WHAT IS REQUIRED:
Present each line of the entries below that holds the word "value".

PROVIDED DATA:
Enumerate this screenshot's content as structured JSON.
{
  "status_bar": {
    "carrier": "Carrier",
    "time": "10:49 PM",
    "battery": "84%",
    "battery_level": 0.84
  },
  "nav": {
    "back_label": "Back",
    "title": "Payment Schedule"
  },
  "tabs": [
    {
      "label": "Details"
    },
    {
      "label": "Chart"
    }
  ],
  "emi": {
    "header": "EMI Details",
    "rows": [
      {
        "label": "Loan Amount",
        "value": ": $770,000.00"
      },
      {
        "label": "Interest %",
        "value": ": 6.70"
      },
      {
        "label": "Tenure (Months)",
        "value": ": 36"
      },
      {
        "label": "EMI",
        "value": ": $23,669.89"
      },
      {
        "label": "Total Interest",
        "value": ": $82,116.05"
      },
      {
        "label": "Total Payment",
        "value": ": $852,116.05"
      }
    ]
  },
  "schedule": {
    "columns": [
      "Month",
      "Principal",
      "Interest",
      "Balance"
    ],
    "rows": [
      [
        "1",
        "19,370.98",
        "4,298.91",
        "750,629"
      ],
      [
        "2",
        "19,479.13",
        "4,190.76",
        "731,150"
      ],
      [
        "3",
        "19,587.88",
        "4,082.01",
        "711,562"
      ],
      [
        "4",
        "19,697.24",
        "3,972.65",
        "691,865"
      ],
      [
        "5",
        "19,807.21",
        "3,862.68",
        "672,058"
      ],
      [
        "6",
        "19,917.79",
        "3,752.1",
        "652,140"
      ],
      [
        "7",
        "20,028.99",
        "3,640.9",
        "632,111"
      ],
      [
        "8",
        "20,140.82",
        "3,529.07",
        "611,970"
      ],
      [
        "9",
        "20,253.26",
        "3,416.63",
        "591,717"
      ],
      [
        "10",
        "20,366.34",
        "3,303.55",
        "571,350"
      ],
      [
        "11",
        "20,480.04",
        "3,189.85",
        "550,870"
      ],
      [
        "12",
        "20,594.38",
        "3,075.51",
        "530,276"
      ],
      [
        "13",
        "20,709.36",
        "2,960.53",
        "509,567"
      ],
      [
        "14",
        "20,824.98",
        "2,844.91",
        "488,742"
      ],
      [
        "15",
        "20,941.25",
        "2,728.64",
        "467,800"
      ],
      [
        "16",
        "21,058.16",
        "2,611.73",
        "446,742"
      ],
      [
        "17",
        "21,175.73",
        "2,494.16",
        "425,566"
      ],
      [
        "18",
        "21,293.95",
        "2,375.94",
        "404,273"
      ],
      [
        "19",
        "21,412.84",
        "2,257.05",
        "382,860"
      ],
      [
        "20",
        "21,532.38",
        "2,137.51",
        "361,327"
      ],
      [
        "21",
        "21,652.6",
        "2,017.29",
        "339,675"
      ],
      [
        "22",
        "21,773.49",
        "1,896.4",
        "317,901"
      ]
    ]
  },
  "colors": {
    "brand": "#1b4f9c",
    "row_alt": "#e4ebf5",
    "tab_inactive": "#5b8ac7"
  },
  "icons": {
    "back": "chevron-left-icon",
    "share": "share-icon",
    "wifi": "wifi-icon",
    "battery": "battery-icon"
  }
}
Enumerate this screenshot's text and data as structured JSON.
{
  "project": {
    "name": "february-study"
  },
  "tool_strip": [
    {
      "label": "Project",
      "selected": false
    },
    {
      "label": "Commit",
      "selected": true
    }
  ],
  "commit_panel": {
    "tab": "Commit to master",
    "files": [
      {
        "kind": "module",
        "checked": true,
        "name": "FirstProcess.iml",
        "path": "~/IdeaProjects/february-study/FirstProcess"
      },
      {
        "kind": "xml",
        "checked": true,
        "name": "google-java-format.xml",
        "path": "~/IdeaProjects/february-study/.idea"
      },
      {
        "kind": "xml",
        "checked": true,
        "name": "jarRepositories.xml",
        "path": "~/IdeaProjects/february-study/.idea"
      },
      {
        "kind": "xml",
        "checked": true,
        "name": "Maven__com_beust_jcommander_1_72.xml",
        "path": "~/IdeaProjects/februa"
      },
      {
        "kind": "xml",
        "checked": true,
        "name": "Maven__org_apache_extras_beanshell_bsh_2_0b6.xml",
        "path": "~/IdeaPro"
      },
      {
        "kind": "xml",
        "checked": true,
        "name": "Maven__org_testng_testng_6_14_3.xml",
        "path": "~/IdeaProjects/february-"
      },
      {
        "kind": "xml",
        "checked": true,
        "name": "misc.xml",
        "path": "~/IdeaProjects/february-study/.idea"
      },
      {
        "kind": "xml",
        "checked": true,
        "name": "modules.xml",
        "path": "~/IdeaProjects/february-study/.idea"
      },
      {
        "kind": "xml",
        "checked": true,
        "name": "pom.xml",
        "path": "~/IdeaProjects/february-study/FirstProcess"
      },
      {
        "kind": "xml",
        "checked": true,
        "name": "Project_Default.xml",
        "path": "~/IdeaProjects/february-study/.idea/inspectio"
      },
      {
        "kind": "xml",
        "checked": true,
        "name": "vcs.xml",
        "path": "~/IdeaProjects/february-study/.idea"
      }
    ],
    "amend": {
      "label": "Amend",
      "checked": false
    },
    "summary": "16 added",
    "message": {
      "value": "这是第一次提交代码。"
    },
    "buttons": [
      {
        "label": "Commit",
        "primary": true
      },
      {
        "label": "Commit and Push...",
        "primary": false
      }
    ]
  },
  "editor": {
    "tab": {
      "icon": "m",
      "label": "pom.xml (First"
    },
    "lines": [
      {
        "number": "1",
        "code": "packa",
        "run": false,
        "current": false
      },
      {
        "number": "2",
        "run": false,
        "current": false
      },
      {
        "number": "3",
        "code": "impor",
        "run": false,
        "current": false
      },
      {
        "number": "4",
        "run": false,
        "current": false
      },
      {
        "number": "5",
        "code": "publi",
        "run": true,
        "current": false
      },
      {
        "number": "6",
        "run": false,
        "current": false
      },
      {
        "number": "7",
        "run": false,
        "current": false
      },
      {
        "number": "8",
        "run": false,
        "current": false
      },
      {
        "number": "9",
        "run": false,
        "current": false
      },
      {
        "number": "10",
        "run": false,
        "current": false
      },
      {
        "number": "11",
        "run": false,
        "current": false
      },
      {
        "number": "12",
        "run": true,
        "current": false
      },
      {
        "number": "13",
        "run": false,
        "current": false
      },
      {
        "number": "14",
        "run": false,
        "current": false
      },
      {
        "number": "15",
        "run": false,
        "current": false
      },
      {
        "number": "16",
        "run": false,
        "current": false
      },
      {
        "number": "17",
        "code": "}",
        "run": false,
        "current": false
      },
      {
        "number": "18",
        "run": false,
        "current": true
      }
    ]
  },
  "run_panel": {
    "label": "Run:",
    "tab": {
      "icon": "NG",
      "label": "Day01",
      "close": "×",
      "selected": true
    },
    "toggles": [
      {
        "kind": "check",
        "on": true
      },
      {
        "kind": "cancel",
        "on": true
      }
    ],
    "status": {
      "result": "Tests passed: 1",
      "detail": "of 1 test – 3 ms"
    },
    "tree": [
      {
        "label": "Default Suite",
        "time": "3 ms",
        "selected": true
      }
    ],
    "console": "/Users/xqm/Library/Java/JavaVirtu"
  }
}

RESPONSE BOX:
        "value": ": $770,000.00"
        "value": ": 6.70"
        "value": ": 36"
        "value": ": $23,669.89"
        "value": ": $82,116.05"
        "value": ": $852,116.05"
      "value": "这是第一次提交代码。"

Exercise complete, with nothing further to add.